Input START

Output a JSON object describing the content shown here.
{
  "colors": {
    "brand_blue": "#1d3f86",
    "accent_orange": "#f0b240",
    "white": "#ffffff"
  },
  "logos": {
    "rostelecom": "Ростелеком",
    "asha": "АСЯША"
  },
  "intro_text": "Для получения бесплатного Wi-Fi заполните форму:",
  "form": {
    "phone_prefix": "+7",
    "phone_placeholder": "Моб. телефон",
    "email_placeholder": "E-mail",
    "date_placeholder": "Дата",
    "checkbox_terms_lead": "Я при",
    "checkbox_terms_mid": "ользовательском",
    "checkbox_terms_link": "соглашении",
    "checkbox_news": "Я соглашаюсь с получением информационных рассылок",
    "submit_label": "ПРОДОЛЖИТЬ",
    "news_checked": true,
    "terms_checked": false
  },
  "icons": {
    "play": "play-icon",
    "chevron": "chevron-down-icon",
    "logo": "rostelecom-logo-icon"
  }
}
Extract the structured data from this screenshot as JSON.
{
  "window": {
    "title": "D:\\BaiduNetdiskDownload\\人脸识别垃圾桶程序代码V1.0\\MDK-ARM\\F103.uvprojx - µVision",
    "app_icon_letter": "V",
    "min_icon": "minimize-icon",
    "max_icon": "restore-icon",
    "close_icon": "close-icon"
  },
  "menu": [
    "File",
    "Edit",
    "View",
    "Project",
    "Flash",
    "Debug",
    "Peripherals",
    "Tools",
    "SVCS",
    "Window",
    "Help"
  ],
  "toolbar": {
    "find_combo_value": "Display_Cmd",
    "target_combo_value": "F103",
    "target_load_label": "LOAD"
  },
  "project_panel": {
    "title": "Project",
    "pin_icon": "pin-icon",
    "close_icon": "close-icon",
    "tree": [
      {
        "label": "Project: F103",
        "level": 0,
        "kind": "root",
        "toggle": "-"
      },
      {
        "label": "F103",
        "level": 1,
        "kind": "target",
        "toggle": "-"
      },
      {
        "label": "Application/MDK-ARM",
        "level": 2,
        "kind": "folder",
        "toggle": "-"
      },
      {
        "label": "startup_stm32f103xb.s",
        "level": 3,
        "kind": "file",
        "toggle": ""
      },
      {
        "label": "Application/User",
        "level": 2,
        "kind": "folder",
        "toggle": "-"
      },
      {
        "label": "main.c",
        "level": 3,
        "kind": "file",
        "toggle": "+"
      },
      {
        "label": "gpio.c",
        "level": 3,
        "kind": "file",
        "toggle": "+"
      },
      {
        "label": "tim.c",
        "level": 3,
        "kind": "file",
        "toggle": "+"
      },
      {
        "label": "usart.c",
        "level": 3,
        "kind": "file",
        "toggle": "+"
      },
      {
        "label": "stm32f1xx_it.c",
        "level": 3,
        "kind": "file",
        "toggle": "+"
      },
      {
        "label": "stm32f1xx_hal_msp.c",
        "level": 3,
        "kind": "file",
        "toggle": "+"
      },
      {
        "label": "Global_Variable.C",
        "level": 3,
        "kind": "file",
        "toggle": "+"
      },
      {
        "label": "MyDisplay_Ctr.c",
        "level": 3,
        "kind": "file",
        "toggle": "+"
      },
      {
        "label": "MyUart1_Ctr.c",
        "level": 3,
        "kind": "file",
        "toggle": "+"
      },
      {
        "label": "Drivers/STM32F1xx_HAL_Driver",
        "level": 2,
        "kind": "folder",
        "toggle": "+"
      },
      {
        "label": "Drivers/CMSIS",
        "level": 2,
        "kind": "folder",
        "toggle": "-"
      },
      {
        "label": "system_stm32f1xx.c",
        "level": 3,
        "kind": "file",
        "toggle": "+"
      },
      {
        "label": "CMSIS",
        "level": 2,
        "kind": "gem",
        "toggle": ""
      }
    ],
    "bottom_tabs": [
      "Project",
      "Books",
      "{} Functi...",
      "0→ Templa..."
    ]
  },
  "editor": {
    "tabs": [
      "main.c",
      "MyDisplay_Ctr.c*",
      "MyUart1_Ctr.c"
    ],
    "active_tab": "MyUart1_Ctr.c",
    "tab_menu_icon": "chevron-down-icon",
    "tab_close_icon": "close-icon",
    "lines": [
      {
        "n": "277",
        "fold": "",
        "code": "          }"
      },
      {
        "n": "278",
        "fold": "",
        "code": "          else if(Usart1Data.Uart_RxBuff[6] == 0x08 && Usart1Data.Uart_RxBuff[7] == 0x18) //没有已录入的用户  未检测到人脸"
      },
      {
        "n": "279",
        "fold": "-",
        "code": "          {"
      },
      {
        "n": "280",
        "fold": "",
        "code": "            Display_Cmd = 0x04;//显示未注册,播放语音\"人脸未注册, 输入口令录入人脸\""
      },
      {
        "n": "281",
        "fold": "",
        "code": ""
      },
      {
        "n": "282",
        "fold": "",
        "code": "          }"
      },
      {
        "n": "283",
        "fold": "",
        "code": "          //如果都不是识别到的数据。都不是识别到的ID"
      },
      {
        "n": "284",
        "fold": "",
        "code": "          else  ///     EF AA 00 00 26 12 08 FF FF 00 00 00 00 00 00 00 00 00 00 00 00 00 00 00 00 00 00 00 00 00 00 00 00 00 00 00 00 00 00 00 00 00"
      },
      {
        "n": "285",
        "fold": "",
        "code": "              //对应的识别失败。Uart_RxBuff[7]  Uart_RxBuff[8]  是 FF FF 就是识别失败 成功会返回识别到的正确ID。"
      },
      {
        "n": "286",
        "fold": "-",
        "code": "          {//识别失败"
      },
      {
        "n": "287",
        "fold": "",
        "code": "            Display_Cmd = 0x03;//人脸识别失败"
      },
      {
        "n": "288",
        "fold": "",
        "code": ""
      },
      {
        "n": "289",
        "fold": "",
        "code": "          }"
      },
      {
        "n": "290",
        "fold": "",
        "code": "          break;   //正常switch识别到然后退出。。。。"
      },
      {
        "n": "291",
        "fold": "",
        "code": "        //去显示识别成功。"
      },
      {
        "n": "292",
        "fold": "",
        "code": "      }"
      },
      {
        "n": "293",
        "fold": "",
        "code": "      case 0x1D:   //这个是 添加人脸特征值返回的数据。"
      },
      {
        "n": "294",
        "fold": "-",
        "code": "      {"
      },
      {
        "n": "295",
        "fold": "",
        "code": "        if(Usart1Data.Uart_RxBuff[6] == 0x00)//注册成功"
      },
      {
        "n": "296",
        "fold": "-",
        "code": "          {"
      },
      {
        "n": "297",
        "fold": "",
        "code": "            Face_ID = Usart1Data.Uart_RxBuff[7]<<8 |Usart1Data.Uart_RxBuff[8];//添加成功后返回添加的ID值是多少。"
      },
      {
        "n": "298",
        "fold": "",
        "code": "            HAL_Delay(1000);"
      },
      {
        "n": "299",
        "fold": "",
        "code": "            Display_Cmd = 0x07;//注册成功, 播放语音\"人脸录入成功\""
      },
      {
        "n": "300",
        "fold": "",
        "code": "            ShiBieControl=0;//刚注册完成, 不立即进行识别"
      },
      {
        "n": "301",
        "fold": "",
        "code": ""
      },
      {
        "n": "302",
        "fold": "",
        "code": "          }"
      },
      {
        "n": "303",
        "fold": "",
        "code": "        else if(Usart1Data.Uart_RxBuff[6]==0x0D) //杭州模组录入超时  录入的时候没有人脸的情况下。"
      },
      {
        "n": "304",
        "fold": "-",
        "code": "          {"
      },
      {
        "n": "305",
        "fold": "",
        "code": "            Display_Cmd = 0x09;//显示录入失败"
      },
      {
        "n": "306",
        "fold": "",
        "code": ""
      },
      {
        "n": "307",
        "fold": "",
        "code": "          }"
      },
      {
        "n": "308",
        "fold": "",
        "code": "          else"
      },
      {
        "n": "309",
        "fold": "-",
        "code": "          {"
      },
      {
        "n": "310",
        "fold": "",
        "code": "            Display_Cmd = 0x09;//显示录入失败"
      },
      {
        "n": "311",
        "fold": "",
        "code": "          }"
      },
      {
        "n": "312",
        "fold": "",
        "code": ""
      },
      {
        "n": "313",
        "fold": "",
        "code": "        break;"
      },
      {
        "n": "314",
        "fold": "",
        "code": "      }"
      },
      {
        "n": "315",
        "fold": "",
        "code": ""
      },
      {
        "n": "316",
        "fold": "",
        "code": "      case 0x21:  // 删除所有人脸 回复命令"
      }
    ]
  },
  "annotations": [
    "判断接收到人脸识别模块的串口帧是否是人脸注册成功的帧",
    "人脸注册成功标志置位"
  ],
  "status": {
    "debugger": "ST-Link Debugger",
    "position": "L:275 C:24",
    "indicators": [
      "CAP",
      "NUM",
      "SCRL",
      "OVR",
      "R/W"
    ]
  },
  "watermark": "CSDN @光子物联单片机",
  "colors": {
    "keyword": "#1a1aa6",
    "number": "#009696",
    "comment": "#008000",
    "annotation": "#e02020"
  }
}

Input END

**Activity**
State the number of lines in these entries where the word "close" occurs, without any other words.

**Solution to this problem**
3